Setting and maintaining boundaries is an ongoing journey, so it is important to keep learning and improving. Thinking about your boundaries is a good place to start, but it is so important to remain open, as you will experience situations that evoke certain emotions from which you will learn new boundaries.  For me, I started with professional boundaries, and as I got more comfortable, I moved into setting better boundaries in my personal life. Personal boundaries are exactly that, personal.  Everyone will have their own journey.  However, one thing is certain, boundaries will create space for greater fulfillment, capacity, and wellbeing.


  • Sarah Deane

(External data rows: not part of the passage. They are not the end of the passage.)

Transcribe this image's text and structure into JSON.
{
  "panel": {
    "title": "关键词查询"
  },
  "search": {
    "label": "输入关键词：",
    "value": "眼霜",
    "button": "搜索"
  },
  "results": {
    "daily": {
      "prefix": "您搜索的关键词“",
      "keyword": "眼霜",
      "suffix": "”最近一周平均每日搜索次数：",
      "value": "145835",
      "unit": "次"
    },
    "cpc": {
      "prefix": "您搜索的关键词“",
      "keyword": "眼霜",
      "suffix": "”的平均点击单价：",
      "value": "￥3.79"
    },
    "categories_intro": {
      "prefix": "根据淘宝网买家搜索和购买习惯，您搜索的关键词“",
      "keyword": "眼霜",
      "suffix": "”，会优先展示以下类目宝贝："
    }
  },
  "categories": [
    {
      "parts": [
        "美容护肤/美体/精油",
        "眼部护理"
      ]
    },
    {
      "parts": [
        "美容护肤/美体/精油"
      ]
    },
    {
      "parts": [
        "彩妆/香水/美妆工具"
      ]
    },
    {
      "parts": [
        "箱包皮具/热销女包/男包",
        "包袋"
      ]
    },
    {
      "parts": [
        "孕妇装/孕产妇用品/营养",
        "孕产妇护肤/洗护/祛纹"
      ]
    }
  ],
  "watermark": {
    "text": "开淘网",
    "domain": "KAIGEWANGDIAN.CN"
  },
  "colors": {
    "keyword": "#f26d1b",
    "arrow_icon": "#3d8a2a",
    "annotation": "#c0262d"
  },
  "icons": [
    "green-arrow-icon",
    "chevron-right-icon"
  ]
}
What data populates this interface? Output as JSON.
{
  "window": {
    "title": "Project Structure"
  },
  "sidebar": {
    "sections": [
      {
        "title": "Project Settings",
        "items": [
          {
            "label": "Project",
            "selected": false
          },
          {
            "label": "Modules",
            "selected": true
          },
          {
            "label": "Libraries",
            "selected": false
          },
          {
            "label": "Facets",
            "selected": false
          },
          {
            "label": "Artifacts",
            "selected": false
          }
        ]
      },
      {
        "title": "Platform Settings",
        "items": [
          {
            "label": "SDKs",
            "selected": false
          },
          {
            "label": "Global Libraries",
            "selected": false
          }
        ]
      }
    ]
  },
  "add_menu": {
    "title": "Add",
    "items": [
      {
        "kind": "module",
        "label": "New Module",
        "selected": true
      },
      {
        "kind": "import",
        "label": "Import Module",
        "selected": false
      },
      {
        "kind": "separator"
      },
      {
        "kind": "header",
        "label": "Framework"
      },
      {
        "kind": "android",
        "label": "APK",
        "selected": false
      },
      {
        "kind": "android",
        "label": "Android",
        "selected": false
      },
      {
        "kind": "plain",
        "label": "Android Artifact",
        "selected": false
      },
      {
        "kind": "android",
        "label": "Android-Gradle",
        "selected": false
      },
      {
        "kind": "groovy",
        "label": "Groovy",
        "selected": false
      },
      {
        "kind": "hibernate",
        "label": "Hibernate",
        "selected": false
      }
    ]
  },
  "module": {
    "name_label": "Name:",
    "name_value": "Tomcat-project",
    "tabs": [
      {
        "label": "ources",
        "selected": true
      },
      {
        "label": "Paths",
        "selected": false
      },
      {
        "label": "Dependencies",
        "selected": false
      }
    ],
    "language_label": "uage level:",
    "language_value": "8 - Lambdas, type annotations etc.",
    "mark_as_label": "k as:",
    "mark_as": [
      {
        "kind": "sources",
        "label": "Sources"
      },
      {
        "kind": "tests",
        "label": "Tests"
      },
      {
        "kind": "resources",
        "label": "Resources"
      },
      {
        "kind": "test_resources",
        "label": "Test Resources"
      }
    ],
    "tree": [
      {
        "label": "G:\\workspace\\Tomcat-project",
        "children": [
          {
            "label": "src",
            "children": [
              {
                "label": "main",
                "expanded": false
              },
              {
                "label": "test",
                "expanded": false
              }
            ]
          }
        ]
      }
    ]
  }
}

    Founder of

    Sarah Deane is the creator and founder of MEvolution (  As an innovator working at the intersection of behavioral and cognitive science and A.I, Sarah is focused on helping people and organizations relinquish their blockers, restore their energy, reclaim their mental capacity, and redefine their potential.   Her company, MEvolution, makes living life at full capacity a reality, for everybody.  Her breakthrough assessment reveals what is draining a person and creates a personalized roadmap to train the brain to unlock and better manage capacity. Sarah holds a Master of Engineering in Computer Science and A.I., and she has been recognized across the industry, winning the Human Resources Today MVP Awards in the Leadership Development, Analytics, and “What’s Next in HR” categories, featured in IDC's Peerscape, and has been featured at conferences and events such as SXSW, Gartner, HRWest, America’s Women Leadership Conference and Executive Presence for Women at Stanford, as well as platforms such as the Huffington Post, CIO Magazine, Next Concept HR Magazine, Training Industry, Thrive Global, Business2Community and more.